On the traditional table, Rush used warm fall colors — orange, copper, brown and red, with a hint of purple for fun. A high-end tablecloth from La Tavola Fine Linen in Scottsdale, Arizona, added texture and pattern. Murphey designed an eye-popping “floral harvest” arrangement using roses, sunflowers, miniature pumpkins, small succulents and orange votive candles.
For the modern tablescape, Rush and Murphey used only three colors: black, white and yellow. Although the colors don’t scream Thanksgiving, Murphey painted pumpkins white and decorated them with black-and-white ribbons, then used yellow roses, marigolds, mums and sunflowers around them to create a festive centerpiece. A black-and-white ikat tablecloth and black napkins in a modern fold added to the bold, modern look, as did black ghost chairs from Kool Party Rentals in Tempe.
“It’s easy to play it safe, but it’s fun to be unpredictable,” Rush says.
3. Make it personal
Guests love to be included, and a great way to do that is with little details such as place cards. “Personalize the tables for your guests, so they feel special,” Rush says.
Menu cards are another detail that can be personalized with the guest’s name, the date and venue. And a bonus: They make a great souvenir of the day.
4. Involve the kids
Rush is a big fan of giving children a role in helping plan holiday events. Put them to work creating place cards, menus or napkin rings. They’ll like contributing, and guests will love the personal touch of these handmade items.
It’s always good for the budget and the environment to reuse things when you can. Rush used pine cones and grouped acorns as place-card holders on her traditional Thanksgiving tables, and they can be repurposed for potpourri. On both tables, she used pumpkins, which can be reused from Halloween. And the succulents on her traditional table can be repurposed as well.

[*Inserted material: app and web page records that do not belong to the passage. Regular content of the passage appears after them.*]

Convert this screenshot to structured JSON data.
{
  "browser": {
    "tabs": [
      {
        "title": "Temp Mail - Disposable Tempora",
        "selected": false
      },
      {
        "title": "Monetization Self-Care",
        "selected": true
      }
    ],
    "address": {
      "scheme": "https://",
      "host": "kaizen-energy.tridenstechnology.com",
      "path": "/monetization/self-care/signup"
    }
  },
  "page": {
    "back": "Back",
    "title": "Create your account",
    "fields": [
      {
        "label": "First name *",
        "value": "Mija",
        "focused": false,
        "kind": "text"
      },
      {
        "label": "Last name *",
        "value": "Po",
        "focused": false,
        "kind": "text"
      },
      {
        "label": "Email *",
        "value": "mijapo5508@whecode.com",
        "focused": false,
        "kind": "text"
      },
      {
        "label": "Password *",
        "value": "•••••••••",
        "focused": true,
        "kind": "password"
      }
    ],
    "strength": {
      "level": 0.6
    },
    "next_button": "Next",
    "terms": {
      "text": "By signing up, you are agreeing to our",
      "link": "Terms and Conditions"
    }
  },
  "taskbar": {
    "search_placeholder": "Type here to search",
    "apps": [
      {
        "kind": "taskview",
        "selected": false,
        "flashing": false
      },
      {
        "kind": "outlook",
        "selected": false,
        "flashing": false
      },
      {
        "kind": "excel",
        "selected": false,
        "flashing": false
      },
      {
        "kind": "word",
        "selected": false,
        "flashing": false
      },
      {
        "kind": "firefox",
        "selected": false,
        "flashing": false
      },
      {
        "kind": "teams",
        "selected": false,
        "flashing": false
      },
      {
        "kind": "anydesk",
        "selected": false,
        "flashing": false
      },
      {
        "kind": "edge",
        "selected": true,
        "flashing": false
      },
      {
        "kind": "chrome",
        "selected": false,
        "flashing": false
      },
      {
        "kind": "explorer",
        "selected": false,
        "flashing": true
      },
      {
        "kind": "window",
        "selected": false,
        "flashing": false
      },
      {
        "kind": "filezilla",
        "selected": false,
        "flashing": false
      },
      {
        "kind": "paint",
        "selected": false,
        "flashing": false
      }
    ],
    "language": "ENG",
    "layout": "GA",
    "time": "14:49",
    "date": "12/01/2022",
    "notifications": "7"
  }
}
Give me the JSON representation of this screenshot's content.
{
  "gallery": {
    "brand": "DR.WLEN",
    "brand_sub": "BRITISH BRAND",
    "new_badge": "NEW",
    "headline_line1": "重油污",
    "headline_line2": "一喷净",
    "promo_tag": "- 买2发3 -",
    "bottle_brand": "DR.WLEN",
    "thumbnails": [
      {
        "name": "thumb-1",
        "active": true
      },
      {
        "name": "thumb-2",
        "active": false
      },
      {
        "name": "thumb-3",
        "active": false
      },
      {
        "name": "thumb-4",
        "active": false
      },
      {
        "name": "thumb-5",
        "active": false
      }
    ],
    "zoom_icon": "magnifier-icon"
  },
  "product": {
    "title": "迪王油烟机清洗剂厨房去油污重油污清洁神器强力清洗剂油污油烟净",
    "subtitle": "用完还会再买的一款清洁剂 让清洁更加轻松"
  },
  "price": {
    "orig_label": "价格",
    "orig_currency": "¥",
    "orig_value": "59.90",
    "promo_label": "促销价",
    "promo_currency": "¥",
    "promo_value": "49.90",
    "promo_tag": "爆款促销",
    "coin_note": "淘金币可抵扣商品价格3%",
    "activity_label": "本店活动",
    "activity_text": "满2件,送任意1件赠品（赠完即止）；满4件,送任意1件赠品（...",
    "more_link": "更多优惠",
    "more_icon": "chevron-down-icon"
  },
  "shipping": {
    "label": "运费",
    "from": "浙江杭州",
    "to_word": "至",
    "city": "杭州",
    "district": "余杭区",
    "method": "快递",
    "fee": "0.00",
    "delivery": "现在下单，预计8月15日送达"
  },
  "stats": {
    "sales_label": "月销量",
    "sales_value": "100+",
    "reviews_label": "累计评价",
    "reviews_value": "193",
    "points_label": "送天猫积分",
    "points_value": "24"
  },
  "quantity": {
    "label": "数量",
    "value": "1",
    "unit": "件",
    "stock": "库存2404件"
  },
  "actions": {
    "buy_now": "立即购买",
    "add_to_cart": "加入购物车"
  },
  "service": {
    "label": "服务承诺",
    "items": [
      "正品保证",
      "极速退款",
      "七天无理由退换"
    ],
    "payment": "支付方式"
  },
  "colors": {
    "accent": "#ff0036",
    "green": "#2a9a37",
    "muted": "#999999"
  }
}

6. Try a DIY centerpiece
Rocha-Miller created several table centerpieces that would be easy for the DIY hostess. One used small cylinder vases filled with a twig and a single white rose. The grouping of 13 small rose-filled vases made a statement on a small budget. To that, she added protea flowers, spray-painted gold, sitting on a bed of black river rock in larger square vases.
On another table, Rocha-Miller used single cala lillies in larger cylinder vases with floral beads and a glittery gold decoration. Votive candles are always festive and affordable around any centerpiece.
“Sometimes the food is the centerpiece, and that’s okay, too,” she says.
On one table, Rocha-Miller experimented with white and gold place settings that were similar, but not exactly the same.
“The sea of sameness is kind of going out the door. It’s okay to bring in things that aren’t matchy-matchy — as long as there is a cohesiveness to it all,” Rocha-Miller says.
8. Rent it
Event planners say there’s an advantage to renting things like linens and dishes for a gorgeous Thanksgiving table. First, you don’t have to wash anything, just scrape the plates and return everything in their containers. Second, you don’t have to invest in buying and finding space to store tons of dishes. And finally, you can create a new look every year and even embrace trends.
This year, for example, gold flatware is fun — but you probably wouldn’t want to purchase a ton of gold flatware if you already have a formal set.
“I say don’t buy, rent,” says Rocha-Miller, who worked with Cre8ive Event Rentals in Tempe, Arizona, to offer several Thanksgiving tablescape ideas. The store will rent out linens and all dishware to any holiday hostess. “It’s cheaper,” she says, “and you’re able to do something different every year.”
Table shown in the top two photos provided courtesy of Nick’s Furniture in Phoenix, Arizona